Well before Alexander Graham Bell invented the telephone, Aleck (as his family called him) was a curious boy, interested in how and why he was able to hear the world all around him. His father was a speech therapist who invented the Visible Alphabet and his mother was hearing impaired, which only made Aleck even more fascinated by sound vibration and modes of communication.
Naturally inquisitive and inclined to test his knowledge, young Aleck was the perfect person to grow up in the Age of Invention. As a kid he toyed with sound vibrations and began a life of inventing.
This in-depth look at the life and inspiration of the brilliant man who invented the tele-phone is sure to ﬁre up the imaginations of young readers who question why and how things work.
Driven by curiosity and an eagerness to help others, Aleck became a teacher for the deaf. His eventual invention of the telephone proved that he never stopped thinking big or experimenting with sound.

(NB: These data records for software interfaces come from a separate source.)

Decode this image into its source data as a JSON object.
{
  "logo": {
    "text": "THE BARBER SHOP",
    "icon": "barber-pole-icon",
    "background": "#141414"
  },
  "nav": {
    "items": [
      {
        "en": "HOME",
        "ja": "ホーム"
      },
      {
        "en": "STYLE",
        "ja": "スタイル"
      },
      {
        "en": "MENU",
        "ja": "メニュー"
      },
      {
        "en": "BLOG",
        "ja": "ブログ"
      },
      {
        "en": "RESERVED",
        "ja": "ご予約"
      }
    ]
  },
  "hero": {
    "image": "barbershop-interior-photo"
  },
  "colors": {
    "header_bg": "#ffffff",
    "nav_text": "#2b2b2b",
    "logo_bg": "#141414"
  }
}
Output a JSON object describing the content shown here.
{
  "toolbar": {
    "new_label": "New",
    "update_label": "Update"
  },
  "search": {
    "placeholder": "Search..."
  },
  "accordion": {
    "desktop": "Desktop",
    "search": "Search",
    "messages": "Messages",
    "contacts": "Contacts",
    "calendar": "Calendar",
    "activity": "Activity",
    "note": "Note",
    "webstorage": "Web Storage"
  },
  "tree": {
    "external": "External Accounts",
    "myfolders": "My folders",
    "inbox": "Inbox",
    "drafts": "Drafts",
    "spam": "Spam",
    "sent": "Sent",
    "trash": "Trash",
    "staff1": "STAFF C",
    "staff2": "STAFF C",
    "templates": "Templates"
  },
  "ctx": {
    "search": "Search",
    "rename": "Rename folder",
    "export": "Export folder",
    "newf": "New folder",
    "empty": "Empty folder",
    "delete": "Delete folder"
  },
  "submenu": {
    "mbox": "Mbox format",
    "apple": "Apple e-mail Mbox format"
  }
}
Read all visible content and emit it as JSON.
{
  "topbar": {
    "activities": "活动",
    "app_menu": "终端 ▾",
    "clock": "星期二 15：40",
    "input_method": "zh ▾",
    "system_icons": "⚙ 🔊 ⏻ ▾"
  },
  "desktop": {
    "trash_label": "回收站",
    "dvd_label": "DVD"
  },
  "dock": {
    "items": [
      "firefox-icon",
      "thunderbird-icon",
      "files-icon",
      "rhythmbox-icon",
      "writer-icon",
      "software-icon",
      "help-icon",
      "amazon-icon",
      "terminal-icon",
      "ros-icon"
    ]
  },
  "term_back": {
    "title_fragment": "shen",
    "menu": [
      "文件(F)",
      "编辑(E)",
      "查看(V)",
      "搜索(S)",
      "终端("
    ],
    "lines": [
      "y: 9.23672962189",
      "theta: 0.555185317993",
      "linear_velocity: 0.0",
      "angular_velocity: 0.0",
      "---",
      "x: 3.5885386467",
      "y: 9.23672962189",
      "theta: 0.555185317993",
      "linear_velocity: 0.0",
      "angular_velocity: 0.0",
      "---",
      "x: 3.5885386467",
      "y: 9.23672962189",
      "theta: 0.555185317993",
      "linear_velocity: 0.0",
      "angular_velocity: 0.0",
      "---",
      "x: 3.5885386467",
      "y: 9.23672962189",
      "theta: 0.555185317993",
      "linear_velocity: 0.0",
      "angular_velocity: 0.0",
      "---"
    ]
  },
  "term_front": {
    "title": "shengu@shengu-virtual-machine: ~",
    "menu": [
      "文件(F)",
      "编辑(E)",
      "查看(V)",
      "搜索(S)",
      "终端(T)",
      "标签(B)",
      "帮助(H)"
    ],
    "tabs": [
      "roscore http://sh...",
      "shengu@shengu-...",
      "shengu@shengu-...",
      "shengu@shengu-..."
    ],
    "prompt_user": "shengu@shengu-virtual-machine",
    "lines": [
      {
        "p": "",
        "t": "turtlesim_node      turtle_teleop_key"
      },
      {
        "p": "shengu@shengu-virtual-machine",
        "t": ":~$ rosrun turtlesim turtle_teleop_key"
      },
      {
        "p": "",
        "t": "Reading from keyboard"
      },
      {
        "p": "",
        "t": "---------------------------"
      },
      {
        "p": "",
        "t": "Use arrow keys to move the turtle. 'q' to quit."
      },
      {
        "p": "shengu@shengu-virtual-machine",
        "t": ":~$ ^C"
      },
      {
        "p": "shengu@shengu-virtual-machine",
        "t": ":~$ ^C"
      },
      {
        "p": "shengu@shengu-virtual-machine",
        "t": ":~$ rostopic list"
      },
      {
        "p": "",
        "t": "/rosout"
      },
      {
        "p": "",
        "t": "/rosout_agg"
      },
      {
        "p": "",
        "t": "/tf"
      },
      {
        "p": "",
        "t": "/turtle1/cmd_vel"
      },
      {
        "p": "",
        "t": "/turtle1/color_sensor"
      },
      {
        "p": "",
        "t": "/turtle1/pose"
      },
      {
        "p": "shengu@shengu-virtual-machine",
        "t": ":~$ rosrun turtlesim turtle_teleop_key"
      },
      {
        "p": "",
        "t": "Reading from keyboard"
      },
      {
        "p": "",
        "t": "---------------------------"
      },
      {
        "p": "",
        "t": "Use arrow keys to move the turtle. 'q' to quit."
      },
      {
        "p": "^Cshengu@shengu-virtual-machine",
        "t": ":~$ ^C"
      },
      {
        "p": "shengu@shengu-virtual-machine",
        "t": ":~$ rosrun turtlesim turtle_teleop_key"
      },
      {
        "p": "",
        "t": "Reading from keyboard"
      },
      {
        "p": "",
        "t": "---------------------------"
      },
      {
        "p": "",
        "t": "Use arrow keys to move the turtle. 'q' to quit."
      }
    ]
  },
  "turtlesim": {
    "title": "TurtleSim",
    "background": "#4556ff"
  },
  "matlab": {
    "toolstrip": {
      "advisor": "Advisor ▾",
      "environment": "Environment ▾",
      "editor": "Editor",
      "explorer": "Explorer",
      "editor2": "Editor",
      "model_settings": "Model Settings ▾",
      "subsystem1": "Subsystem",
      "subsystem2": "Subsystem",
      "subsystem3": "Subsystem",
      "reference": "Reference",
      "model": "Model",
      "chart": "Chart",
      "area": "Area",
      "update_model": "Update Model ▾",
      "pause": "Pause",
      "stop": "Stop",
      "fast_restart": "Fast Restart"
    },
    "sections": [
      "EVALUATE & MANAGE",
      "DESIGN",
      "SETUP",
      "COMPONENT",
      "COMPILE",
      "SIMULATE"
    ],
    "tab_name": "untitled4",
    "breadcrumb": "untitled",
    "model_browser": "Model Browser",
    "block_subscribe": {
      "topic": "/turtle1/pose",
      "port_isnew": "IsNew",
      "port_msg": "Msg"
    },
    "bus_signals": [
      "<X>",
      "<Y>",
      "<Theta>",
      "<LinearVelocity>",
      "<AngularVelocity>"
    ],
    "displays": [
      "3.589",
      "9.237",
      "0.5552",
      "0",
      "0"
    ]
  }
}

Backmatter includes more information about Bell's inventions, a timeline of his life, a bibliography, and sources for further learning.